Exercise instructions —
Copy, from the entries below, each line in which the string "agent" appears.

Information shown —
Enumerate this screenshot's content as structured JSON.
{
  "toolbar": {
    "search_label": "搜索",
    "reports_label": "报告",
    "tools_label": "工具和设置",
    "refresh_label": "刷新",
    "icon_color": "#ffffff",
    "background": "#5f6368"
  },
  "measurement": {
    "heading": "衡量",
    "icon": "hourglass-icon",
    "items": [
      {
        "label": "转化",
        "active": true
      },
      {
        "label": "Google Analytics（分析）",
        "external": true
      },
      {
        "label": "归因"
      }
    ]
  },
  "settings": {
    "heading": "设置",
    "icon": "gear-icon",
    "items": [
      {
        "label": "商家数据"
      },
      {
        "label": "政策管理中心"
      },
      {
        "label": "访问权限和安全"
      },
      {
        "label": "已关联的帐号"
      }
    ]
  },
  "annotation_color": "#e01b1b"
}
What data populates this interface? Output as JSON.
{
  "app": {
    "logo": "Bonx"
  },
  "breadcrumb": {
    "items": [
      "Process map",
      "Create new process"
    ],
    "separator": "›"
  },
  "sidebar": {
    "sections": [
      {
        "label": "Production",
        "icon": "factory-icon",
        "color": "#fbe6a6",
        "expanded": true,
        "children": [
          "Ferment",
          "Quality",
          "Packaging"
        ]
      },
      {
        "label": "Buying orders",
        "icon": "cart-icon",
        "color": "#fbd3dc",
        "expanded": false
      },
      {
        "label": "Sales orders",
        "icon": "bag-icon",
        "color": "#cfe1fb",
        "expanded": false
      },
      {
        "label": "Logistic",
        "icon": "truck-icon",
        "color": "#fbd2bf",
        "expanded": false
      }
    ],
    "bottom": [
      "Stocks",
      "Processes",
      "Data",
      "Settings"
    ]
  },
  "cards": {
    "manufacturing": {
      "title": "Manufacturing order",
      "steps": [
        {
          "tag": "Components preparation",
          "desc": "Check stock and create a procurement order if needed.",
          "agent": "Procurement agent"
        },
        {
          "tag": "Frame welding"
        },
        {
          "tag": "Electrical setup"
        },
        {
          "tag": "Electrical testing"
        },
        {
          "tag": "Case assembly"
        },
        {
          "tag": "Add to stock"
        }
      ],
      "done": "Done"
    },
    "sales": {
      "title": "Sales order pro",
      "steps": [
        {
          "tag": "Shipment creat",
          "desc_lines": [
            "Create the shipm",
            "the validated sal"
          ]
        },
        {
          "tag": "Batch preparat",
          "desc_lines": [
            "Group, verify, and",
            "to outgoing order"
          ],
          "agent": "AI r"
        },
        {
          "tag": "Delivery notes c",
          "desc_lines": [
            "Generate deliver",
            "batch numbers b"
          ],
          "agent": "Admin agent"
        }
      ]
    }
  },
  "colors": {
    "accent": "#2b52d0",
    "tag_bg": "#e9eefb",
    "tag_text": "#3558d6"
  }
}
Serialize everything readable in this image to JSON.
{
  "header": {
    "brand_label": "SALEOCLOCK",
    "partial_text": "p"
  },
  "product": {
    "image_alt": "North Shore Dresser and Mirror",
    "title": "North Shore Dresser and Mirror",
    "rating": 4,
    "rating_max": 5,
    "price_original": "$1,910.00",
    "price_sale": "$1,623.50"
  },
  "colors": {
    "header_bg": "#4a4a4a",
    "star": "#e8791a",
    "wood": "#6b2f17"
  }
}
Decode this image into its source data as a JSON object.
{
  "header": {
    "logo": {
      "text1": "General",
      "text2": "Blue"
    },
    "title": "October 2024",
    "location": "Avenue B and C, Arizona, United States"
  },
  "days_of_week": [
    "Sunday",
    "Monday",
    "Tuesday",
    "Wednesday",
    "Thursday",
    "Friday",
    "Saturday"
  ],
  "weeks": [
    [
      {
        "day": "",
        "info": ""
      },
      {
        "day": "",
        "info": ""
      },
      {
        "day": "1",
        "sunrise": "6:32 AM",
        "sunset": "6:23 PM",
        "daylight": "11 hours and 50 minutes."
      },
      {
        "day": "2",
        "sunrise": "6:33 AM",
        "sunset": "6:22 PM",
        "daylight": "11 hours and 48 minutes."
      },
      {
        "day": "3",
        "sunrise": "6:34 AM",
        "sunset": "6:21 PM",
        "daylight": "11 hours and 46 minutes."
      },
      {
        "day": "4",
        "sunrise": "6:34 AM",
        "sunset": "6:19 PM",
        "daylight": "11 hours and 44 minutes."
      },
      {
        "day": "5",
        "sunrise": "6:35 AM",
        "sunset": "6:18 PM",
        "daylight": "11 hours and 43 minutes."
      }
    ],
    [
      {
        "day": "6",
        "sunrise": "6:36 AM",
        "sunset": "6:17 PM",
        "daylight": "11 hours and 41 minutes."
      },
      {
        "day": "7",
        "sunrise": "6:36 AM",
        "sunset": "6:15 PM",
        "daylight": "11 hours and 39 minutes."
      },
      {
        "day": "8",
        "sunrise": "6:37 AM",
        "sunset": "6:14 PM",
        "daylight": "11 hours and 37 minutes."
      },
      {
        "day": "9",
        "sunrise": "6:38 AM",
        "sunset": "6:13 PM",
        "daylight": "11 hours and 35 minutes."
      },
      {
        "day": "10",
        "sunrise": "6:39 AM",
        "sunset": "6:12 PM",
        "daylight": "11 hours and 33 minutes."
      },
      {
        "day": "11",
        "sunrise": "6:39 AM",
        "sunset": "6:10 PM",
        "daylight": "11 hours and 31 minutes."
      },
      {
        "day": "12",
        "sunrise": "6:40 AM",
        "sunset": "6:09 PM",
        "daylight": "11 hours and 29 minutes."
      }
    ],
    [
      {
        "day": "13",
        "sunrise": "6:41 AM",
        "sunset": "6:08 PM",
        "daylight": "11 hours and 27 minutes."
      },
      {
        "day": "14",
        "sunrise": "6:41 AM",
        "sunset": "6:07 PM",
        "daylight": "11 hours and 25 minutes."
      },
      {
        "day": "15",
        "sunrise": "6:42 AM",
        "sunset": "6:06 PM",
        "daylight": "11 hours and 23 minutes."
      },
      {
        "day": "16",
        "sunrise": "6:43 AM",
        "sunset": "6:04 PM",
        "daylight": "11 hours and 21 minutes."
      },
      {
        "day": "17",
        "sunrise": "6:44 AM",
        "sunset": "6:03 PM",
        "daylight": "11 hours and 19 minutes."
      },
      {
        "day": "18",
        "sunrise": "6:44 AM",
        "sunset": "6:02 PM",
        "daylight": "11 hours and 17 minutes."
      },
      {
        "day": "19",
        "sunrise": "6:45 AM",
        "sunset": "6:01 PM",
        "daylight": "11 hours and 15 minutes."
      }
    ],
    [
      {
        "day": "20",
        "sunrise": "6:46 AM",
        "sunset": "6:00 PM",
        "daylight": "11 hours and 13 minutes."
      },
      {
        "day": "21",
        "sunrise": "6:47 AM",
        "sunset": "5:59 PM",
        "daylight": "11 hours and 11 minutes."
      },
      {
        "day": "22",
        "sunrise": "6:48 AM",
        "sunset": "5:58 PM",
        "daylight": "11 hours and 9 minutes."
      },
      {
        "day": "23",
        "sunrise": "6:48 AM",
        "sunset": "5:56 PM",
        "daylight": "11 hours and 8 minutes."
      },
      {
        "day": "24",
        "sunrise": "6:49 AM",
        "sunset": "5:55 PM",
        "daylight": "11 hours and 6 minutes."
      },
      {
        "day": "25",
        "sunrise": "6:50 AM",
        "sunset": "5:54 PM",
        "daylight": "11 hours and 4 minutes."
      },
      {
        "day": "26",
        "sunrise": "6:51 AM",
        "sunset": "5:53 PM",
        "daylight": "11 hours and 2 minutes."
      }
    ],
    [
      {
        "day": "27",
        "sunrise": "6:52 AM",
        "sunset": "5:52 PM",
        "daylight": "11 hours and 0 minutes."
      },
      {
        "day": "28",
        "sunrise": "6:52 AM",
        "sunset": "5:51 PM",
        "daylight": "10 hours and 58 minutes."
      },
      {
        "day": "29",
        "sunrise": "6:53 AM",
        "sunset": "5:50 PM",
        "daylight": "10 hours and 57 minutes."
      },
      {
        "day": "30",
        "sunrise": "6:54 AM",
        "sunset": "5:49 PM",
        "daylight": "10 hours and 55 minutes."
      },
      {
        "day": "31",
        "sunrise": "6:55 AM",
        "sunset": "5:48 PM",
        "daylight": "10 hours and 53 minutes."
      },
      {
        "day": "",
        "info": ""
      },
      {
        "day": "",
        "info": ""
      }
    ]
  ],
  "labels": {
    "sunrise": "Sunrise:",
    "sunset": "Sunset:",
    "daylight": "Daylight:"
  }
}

Solution to this exercise —
          "agent": "Procurement agent"
          "agent": "AI r"
          "agent": "Admin agent"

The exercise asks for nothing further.